When it is all said and done, most of life isn't a race against anyone else but ourselves. Everything that we are building has to be worth it for our own definition of a win, not for anyone else's.
The "stolen" idea of Facebook and eternal legal battle between Zuckerberg and the twins is a well documented worst case scenario as to what happens when you share your idea with the wrong people. But what is the best case scenario? I was recently on 5By (check them out, amazing video conceirge style curation) and checking out their Venture Cap Channel. 5By served me up a pretty great video on finding a technical co-founder, a question I get all the time from the start-ups I work with that are lacking the Hacker to complete the Hipster, Hacker, Hustler trifecta. In this video, Ian Jeffrey of FounderFuel, says that the best way to attract the Hacker is to tell everyone about your idea, especially at events and meet ups where the Hacker types might hang out (look for neck beards and ironic t-shirts) He also addresses the "what if someone steals the idea" concern.
I've thought about this idea of people stealing my ideas before telling folks about projects that I think about on nights and weekends and during the first 10,000 feet of airline flights. When it all boils down to it, I could give someone all the details needed and a really good pitch about why some of my ideas are awesome but if they tried to steal them, they would be missing a very important piece of the reason it is a great idea: Me.
At this point in the innovation and start-up industry's life cycle, we are beyond the point were people are looking for the needle in the haystack of good ideas. Now people are trying to beat back the good ideas and find the great ones, and, most everyone is partial to their own. People don't have time to steal your ideas, they're trying to find enough time to do their own.
A great example of this kind of openness was the subject of my Forbes post this morning. John O'Nolan laid out his game plan for building Ghost last year and didn't hide much. But, it was because of this openness that he got over 100,000 unique views on that blog post and, in the past 24 hours, has doubled his Kickstarterr goal and is well on his way to blowing the doors off of this opportunity. If someone else had taken this idea and run with it without John, it would have failed. There is no one else that cared about it as much as he did.
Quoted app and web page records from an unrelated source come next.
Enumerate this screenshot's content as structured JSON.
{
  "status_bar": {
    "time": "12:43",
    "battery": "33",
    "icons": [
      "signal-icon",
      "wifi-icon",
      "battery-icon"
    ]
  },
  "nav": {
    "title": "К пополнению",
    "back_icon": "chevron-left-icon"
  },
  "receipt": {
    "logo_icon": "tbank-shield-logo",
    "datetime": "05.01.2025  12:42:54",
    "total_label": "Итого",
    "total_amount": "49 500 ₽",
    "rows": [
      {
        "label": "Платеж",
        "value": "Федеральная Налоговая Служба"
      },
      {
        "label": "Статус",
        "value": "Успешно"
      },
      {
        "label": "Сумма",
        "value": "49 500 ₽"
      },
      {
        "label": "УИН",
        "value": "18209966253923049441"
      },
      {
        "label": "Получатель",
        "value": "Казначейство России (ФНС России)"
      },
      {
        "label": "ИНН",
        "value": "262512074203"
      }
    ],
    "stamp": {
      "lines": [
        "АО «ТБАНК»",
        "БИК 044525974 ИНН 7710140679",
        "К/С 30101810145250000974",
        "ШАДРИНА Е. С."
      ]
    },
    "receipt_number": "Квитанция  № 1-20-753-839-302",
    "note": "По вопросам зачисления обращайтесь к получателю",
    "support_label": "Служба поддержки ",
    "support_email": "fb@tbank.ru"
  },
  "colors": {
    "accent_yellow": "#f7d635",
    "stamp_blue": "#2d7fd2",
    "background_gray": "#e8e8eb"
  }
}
And because of that caring, he's attracted a team of rock stars to work with him.
So, get out there and share the big ideas. Get out there and find others they resonate with. Then go do them together. That's what this wild and crazy world is all about.